## ENTRIES SHOWN:

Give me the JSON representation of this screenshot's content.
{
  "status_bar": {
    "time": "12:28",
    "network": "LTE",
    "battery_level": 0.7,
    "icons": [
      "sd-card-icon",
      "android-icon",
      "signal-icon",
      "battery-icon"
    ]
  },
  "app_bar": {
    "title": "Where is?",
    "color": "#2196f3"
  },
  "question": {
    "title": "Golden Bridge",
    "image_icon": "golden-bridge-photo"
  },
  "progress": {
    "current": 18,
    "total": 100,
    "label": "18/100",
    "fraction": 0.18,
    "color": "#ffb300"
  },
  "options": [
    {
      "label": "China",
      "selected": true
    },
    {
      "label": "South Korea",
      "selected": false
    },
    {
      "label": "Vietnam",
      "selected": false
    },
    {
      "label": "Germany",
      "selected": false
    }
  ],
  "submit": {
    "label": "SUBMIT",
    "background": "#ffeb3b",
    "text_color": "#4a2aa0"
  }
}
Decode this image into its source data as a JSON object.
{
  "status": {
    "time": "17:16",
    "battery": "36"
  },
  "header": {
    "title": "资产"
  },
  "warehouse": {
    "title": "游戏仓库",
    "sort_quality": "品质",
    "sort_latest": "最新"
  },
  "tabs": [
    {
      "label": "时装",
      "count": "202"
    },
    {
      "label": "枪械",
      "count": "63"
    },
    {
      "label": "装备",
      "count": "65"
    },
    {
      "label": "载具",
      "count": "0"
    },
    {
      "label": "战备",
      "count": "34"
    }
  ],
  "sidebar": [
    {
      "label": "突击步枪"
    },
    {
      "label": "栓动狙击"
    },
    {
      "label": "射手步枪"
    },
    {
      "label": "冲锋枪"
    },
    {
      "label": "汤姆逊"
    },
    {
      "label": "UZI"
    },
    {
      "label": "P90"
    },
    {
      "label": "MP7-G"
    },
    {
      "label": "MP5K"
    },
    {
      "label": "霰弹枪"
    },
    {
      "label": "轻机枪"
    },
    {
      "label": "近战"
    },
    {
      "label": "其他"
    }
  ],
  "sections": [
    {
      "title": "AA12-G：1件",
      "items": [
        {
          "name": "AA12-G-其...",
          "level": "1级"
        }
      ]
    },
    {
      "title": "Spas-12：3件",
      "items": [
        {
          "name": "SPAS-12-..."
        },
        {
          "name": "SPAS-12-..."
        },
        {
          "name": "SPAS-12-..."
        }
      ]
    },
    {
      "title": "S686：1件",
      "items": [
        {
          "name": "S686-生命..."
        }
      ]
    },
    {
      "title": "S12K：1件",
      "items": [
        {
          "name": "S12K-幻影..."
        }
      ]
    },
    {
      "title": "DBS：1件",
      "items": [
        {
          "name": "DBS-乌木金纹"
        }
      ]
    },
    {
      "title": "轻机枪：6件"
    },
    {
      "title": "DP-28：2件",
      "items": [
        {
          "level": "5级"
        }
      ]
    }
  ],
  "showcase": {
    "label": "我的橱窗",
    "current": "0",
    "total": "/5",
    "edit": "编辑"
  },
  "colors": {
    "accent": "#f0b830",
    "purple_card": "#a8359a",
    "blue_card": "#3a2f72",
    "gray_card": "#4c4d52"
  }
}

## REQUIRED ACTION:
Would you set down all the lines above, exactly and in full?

## RESPONSE TO THE TASK:
Give me the JSON representation of this screenshot's content.
{
  "status_bar": {
    "time": "12:28",
    "network": "LTE",
    "battery_level": 0.7,
    "icons": [
      "sd-card-icon",
      "android-icon",
      "signal-icon",
      "battery-icon"
    ]
  },
  "app_bar": {
    "title": "Where is?",
    "color": "#2196f3"
  },
  "question": {
    "title": "Golden Bridge",
    "image_icon": "golden-bridge-photo"
  },
  "progress": {
    "current": 18,
    "total": 100,
    "label": "18/100",
    "fraction": 0.18,
    "color": "#ffb300"
  },
  "options": [
    {
      "label": "China",
      "selected": true
    },
    {
      "label": "South Korea",
      "selected": false
    },
    {
      "label": "Vietnam",
      "selected": false
    },
    {
      "label": "Germany",
      "selected": false
    }
  ],
  "submit": {
    "label": "SUBMIT",
    "background": "#ffeb3b",
    "text_color": "#4a2aa0"
  }
}
Decode this image into its source data as a JSON object.
{
  "status": {
    "time": "17:16",
    "battery": "36"
  },
  "header": {
    "title": "资产"
  },
  "warehouse": {
    "title": "游戏仓库",
    "sort_quality": "品质",
    "sort_latest": "最新"
  },
  "tabs": [
    {
      "label": "时装",
      "count": "202"
    },
    {
      "label": "枪械",
      "count": "63"
    },
    {
      "label": "装备",
      "count": "65"
    },
    {
      "label": "载具",
      "count": "0"
    },
    {
      "label": "战备",
      "count": "34"
    }
  ],
  "sidebar": [
    {
      "label": "突击步枪"
    },
    {
      "label": "栓动狙击"
    },
    {
      "label": "射手步枪"
    },
    {
      "label": "冲锋枪"
    },
    {
      "label": "汤姆逊"
    },
    {
      "label": "UZI"
    },
    {
      "label": "P90"
    },
    {
      "label": "MP7-G"
    },
    {
      "label": "MP5K"
    },
    {
      "label": "霰弹枪"
    },
    {
      "label": "轻机枪"
    },
    {
      "label": "近战"
    },
    {
      "label": "其他"
    }
  ],
  "sections": [
    {
      "title": "AA12-G：1件",
      "items": [
        {
          "name": "AA12-G-其...",
          "level": "1级"
        }
      ]
    },
    {
      "title": "Spas-12：3件",
      "items": [
        {
          "name": "SPAS-12-..."
        },
        {
          "name": "SPAS-12-..."
        },
        {
          "name": "SPAS-12-..."
        }
      ]
    },
    {
      "title": "S686：1件",
      "items": [
        {
          "name": "S686-生命..."
        }
      ]
    },
    {
      "title": "S12K：1件",
      "items": [
        {
          "name": "S12K-幻影..."
        }
      ]
    },
    {
      "title": "DBS：1件",
      "items": [
        {
          "name": "DBS-乌木金纹"
        }
      ]
    },
    {
      "title": "轻机枪：6件"
    },
    {
      "title": "DP-28：2件",
      "items": [
        {
          "level": "5级"
        }
      ]
    }
  ],
  "showcase": {
    "label": "我的橱窗",
    "current": "0",
    "total": "/5",
    "edit": "编辑"
  },
  "colors": {
    "accent": "#f0b830",
    "purple_card": "#a8359a",
    "blue_card": "#3a2f72",
    "gray_card": "#4c4d52"
  }
}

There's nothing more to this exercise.